Thembisa turnout 'worst ever'
Deep distrust, apathy, wariness and weariness — the mood in Thembisa, Ekhuruleni, on election day is palpable.
IEC officials and the police told SowetanLIVE's sister publication TimesLIVE that they had never experienced such empty polling stations on election day. Voter apathy — or, as some described, a sense of anger with the current state of affairs compounded by an overwhelming sense of hopelessness — led to very quiet polling stations across the area.
At the polling station at Ingqayizivele Secondary School, situated in the heart of Thembisa, political party representatives stood outside the premises chatting to each other, with no voters in sight.
The odd few voters ambled through, causing IEC officials to hop smartly to man their stations while rows of chairs all properly socially distanced outside stood empty and waiting for the queues that by midday had failed to arrive.
Mokgadi Lediga cast her vote there, and commented that she felt like she was the only person from her area to vote. She did it, she said, because she has always exercised her right to vote as she proudly showed her ID book with all the stamps and stickers from previous elections. But even though she did vote, she was despondent and did not feel a sense of satisfaction or as though her cross had counted for anything.
“People here have lost hope. they are not satisfied and they don't trust the government,” she said.
Other voters agreed with her, commenting that they said older people would vote for the ANC out of habit, tradition and blind loyalty while younger voters generally saw the EFF as the party they believed best able to bring about a better life.
An IEC official, clearly alarmed by the lack of voters at her very well organised and properly-manned voting station, allowed TimesLIVE to enter the station and see it empty with pristine booths — but would not allow any photographs.

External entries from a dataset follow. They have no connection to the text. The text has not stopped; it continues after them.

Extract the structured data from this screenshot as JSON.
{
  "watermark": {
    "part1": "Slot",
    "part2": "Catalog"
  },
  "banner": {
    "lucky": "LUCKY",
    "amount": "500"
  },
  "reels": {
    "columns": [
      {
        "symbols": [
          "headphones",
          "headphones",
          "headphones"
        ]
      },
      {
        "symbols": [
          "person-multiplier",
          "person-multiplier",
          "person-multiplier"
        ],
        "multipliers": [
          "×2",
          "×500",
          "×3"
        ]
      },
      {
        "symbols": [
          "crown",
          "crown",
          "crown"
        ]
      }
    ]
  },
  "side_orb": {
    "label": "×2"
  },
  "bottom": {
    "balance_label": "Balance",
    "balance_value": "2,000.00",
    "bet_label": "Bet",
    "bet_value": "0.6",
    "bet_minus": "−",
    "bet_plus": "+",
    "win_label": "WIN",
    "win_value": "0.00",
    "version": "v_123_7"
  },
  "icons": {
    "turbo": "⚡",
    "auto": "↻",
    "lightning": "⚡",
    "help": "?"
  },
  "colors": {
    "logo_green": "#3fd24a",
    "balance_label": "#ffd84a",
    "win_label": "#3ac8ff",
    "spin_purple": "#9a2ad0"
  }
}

“I don't know where the people are, but I am anyway not allowed to speak to the media,” she said brusquely.
However, at Busy Corner in Republic Road in Thembisa's Ebony Park, the lengthy queue that had formed at the ATM was the envy of voting stations As people from Ebony Park and neighbouring Ivory Park informal settlements lined up, they were all in agreement that voting was nothing more than a waste of time and they had no plans to go and cast their ballots.
“We don't have jobs. Our lives are bad,” said one man, declining to give his name.
People concentrated on their phones and declined to answer when asked their opinion about the elections, while others snickered or turned away and commented that voting was pointless.
A policeman, who had spent the morning patrolling polling stations in Thembisa, commented that they were all fairly empty. Things were quiet, the process was running smoothly but he had never before seen such a poor turnout.
“I don't know hey. Maybe I will feel different later on today. I could change my mind,” commented one potential voter, as he shrugged his shoulders sadly.
“Maybe I will go then.”